## Problem description
Each record has to be returned exactly as it appears.

(Extracted information Opens)

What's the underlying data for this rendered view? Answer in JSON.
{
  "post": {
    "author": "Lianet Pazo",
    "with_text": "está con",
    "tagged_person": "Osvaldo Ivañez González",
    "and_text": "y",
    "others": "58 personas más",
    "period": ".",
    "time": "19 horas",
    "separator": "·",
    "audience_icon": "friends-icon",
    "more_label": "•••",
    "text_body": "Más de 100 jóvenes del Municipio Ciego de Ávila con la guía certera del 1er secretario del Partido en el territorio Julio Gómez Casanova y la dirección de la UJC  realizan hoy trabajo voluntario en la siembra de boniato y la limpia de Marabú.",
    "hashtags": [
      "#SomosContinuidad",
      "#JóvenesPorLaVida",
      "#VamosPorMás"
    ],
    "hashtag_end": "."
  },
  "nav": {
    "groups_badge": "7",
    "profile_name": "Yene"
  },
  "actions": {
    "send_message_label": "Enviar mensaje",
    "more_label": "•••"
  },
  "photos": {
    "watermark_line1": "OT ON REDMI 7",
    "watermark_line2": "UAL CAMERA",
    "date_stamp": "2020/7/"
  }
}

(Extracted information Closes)

## Written answer
What's the underlying data for this rendered view? Answer in JSON.
{
  "post": {
    "author": "Lianet Pazo",
    "with_text": "está con",
    "tagged_person": "Osvaldo Ivañez González",
    "and_text": "y",
    "others": "58 personas más",
    "period": ".",
    "time": "19 horas",
    "separator": "·",
    "audience_icon": "friends-icon",
    "more_label": "•••",
    "text_body": "Más de 100 jóvenes del Municipio Ciego de Ávila con la guía certera del 1er secretario del Partido en el territorio Julio Gómez Casanova y la dirección de la UJC  realizan hoy trabajo voluntario en la siembra de boniato y la limpia de Marabú.",
    "hashtags": [
      "#SomosContinuidad",
      "#JóvenesPorLaVida",
      "#VamosPorMás"
    ],
    "hashtag_end": "."
  },
  "nav": {
    "groups_badge": "7",
    "profile_name": "Yene"
  },
  "actions": {
    "send_message_label": "Enviar mensaje",
    "more_label": "•••"
  },
  "photos": {
    "watermark_line1": "OT ON REDMI 7",
    "watermark_line2": "UAL CAMERA",
    "date_stamp": "2020/7/"
  }
}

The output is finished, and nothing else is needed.